And the verdict is…

Dane Rivera

Ugly (in technique) but delicious! I was surprised — each kernel of corn was evenly cooked, and the MSG added a savory layer that made you go back bite after bite. It certainly tasted like I had done something more to the corn besides just three simple ingredients. Would it have tasted better if I’d boiled the corn on the stove? I honestly don’t think I would’ve been able to tell the difference. And it was easier than making a cup of ramen which, if you’re wondering, I prepare by boiling water and letting it sit for three minutes. NEVER IN A MICROWAVE.

Here’s the thing about cobs of corn — they aren’t a meal. They’re a side. David Chang’s recipe was easy, fast, and convenient, considering I didn’t have to stand near a stove during summertime as water boiled. For that, I appreciate it. If the stove is full and I’m busy sauteeing onions or putting together a sauce, and need a quick side, best believe I’m going to keep Chang’s preparation in mind. But I’ll be modifying it with some chili powder, or maybe even some curry powder because I’m a born renegade.

Has it opened up my mind to the microwave? Never.

Look, I’m sure these boxy devil devices are just fine and totally don’t scramble your brain. But they also represent so much that went wrong in the American foodway. They gave birth to a massive bloom in the frozen food industry, allowing stores to completely forgo fresh produce.

If I was cooking for others I wouldn’t disclose the heinous act that I’d just committed. Besides, the best way to have corn on the cob is either in the oven or roasted on a fire.
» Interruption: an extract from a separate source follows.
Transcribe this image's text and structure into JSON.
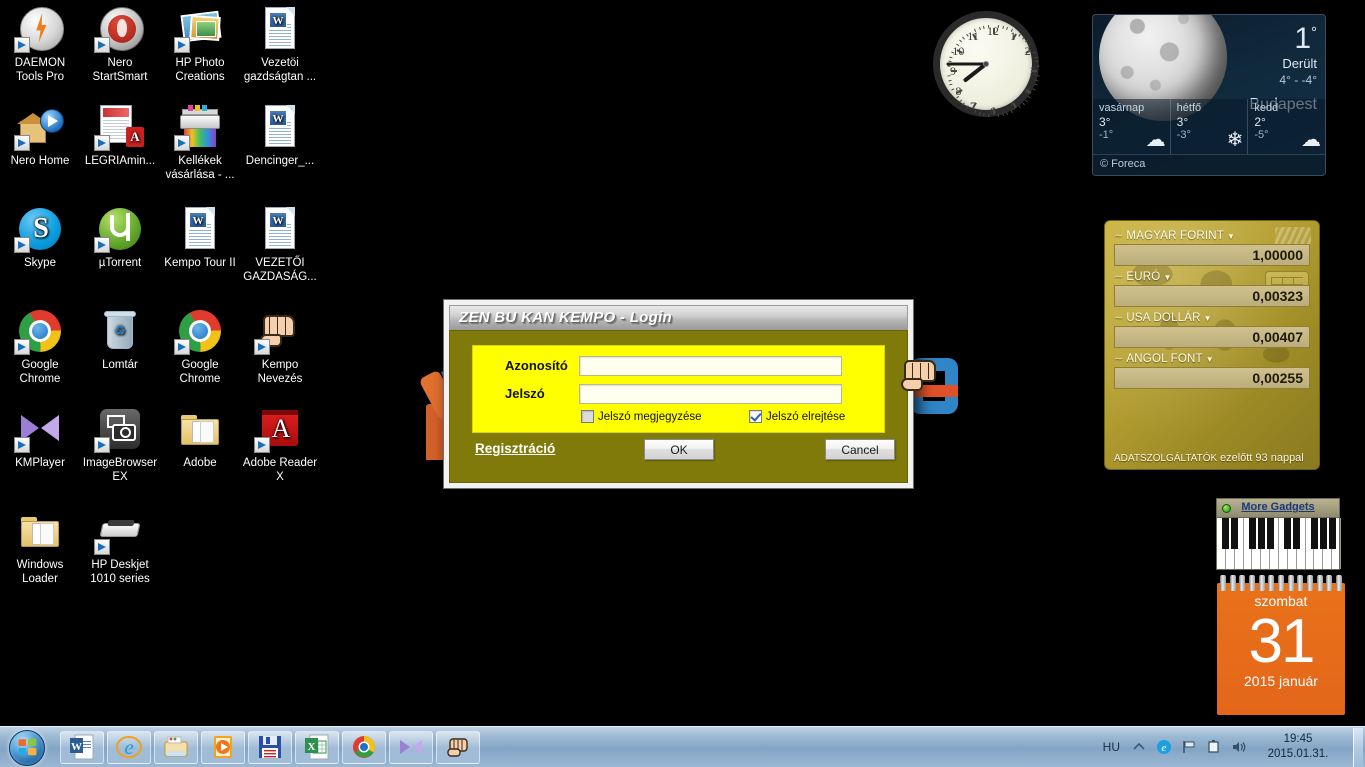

Until the microwave is capable of creating those charred kernels that burst with flavor, I’ll continue to look at this contraption sideways.

Still, the nature of Chang’s challenge was, “I dare you to find an easier fresh corn recipe,” and the fact of the matter is that I doubt anyone will.